Contemporary ballet is a form of dance which incorporates elements of both classical ballet and modern dance. It takes its technique and use of pointework from classical ballet, although it permits a greater range of movement that may not adhere to the strict body lines set forth by schools of ballet technique. Many of its concepts come from the ideas and innovations of 20th century modern dance, including floorwork, balletic movements and turn-in of the legs.
George Balanchine is often considered to have been the first pioneer of contemporary ballet. Today the style he developed is known as neoclassical ballet, a style of dance between classical ballet and today’s contemporary ballet. Balanchine used flexed hands (and occasionally feet), turned-in legs, off-centered positions and non-classical costumes (such as leotards and tunics instead of tutus) to distance himself from the classical and romantic ballet traditions. Balanchine also brought modern dancers in to dance with his company, the New York City Ballet; one such dancer was Paul Taylor, who in 1959 performed in Balanchine’s piece Episodes. Balanchine also worked with modern dance choreographer Martha Graham, expanding his exposure to modern techniques and ideas. Also during this period, choreographers such as John Butler and Glen Tetley began to consciously combine ballet and modern techniques in experimentation.
One dancer who trained with Balanchine and absorbed much of this neo-classical style was Mikhail Baryshnikov. Following Baryshnikov’s appointment as artistic director of the American Ballet Theatre in 1980, he worked with various modern choreographers, most notably Twyla Tharp. Tharp choreographed Push Comes To Shove for ABT and Baryshnikov in 1976; in 1986 she created In The Upper Room for her own company. Both these pieces were considered innovative for their use of distinctly modern movements melded with the use of pointe shoes and classically-trained dancers — for their use of “contemporary ballet”.

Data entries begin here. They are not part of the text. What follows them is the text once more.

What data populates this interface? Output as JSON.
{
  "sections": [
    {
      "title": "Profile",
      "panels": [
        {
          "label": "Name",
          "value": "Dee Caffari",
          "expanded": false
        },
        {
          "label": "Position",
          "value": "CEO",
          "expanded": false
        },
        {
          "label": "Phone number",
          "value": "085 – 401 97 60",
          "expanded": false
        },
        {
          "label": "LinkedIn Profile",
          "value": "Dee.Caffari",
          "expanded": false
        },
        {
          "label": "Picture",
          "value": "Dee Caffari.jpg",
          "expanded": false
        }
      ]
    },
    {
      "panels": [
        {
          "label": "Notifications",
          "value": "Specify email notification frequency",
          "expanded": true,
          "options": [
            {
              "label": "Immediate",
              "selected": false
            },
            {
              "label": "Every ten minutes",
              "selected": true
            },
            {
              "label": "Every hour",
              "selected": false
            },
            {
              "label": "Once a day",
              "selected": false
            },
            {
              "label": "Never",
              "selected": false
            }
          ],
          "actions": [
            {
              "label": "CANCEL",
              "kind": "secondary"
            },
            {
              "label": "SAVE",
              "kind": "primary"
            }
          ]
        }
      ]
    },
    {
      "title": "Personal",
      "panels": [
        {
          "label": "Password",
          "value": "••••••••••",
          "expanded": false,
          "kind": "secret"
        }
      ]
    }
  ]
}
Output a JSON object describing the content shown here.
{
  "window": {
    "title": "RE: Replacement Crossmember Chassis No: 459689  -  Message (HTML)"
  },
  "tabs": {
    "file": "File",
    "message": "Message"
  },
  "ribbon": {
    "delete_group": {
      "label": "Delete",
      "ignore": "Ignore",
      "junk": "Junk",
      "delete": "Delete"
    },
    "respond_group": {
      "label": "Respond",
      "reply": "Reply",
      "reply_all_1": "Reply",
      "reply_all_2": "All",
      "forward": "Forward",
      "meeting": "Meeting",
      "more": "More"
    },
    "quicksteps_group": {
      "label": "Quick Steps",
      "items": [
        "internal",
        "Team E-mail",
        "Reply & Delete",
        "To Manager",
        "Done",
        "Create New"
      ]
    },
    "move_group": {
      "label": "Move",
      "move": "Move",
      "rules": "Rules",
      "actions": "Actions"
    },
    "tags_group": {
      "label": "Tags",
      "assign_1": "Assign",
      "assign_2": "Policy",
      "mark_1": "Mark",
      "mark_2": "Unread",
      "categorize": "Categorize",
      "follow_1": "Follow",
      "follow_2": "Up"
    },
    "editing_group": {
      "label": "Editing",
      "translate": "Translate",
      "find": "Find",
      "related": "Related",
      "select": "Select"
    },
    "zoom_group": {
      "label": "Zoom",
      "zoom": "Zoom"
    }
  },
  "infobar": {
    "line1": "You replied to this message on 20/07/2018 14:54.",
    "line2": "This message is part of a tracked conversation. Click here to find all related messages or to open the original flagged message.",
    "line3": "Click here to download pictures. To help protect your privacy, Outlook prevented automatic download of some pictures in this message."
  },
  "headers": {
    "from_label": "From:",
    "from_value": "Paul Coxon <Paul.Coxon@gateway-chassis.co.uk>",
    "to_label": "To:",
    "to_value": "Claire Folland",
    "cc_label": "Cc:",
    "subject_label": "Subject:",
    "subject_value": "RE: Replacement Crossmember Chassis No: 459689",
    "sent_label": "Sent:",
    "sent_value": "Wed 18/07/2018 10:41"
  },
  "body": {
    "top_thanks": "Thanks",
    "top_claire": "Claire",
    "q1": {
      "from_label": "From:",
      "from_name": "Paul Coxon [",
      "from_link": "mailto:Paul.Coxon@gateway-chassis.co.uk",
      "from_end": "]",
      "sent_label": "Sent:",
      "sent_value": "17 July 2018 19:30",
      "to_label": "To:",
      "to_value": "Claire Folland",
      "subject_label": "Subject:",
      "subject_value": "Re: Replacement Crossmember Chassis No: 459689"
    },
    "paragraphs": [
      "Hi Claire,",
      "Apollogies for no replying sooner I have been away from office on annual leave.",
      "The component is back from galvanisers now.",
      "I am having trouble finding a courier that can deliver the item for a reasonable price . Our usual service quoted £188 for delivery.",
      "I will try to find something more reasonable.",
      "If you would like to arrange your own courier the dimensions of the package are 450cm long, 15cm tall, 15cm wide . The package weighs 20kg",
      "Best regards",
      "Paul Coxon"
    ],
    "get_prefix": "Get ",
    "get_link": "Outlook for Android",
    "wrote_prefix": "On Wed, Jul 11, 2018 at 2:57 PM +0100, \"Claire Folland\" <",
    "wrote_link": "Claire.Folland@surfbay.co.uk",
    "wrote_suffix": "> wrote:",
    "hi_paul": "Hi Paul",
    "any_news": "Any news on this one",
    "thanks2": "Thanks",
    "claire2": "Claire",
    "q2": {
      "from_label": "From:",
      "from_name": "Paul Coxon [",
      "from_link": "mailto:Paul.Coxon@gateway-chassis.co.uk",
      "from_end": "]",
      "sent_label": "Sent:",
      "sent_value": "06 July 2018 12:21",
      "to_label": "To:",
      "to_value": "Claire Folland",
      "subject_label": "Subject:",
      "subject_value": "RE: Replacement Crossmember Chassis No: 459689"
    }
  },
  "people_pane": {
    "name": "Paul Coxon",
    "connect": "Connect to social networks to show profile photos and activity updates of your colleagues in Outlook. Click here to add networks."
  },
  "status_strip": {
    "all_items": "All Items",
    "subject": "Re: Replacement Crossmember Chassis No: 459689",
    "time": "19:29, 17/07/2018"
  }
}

Tharp also worked with the Joffrey Ballet company, founded in 1957 by Robert Joffrey. She choreographed Deuce Coupe for them in 1973, using pop music and a blend of modern and ballet techniques. The Joffrey Ballet continued to perform numerous contemporary pieces, many choreographed by co-founder Gerald Arpino.
Today there are many explicitly contemporary ballet companies and choreographers. These include Alonzo King and his company, Alonzo King’s Lines Ballet; Nacho Duato and Compañia Nacional de Danza; William Forsythe, who has worked extensively with the Frankfurt Ballet and today runs The Forsythe Company; Dwight Rhoden and Desmond Richardson, who are Co-Founders of Complexions Contemporary Ballet; and Jiří Kilián, former artistic director of the Nederlands Dans Theatre. Traditionally “classical” companies, such as the Kirov Ballet and the Paris Opera Ballet, also regularly perform contemporary works.